**Directions**
In the records below, count every line that includes the word "Coffee". Provide the total alone.
*** Recorded information ***
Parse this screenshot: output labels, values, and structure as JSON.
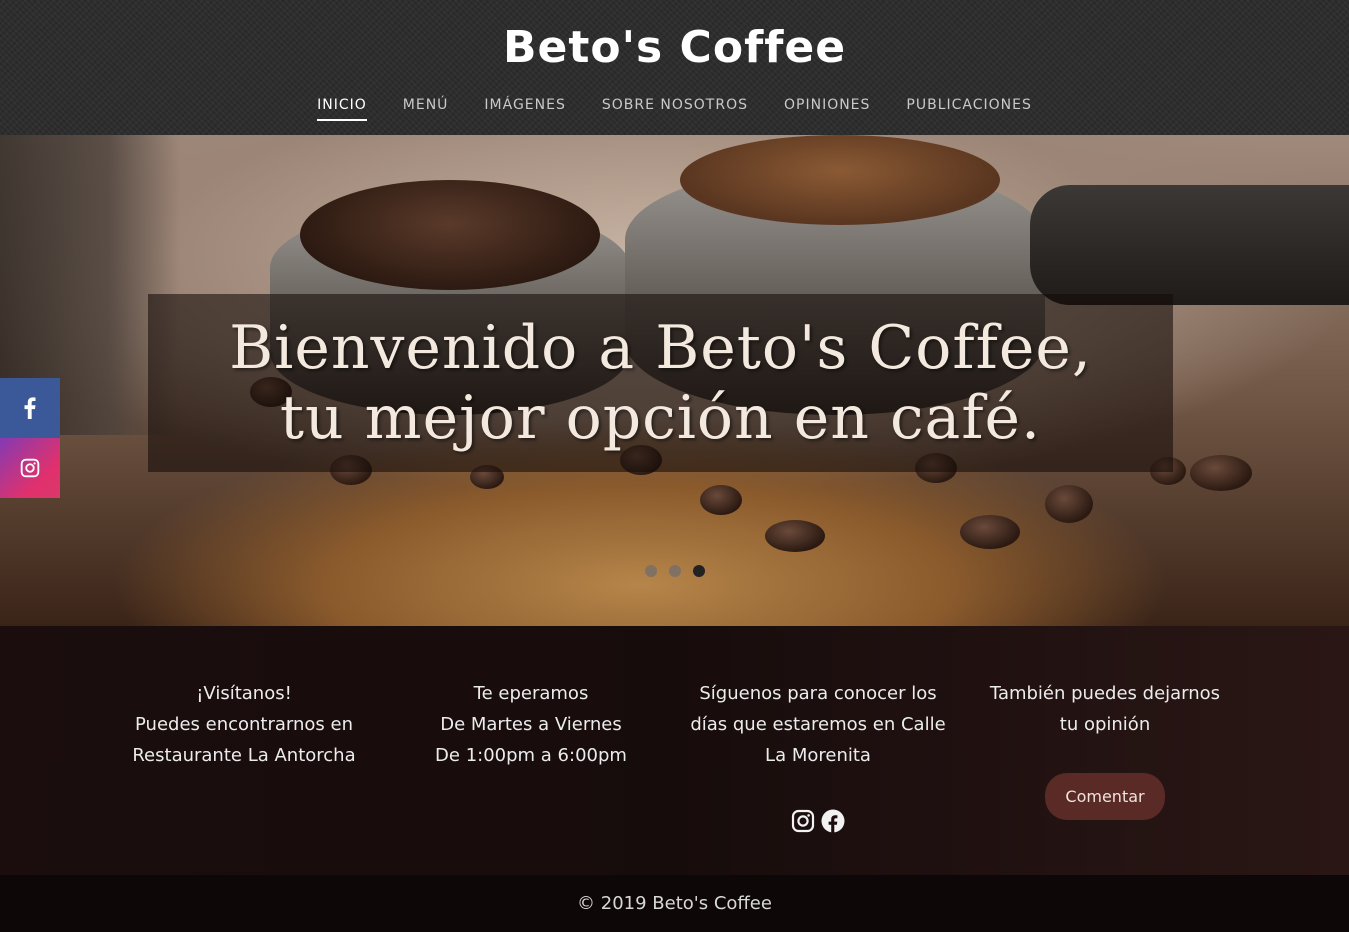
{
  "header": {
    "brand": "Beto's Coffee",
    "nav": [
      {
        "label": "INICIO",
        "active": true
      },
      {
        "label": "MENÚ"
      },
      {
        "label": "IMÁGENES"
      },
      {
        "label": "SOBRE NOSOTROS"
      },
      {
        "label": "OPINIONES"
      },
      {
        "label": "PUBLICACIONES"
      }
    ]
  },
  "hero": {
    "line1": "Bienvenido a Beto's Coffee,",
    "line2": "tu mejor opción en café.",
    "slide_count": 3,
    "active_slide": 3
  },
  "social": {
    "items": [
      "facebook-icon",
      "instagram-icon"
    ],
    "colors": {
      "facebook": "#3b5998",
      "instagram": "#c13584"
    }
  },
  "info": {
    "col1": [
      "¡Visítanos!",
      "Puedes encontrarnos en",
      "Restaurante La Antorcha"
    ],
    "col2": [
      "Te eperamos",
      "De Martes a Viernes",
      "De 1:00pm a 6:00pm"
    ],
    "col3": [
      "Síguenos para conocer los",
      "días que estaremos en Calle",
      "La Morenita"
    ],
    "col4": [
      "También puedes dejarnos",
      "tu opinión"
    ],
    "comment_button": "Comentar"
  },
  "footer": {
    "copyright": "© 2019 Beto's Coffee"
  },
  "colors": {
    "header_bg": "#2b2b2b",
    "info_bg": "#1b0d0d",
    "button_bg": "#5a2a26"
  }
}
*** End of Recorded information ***
**Written solution**
3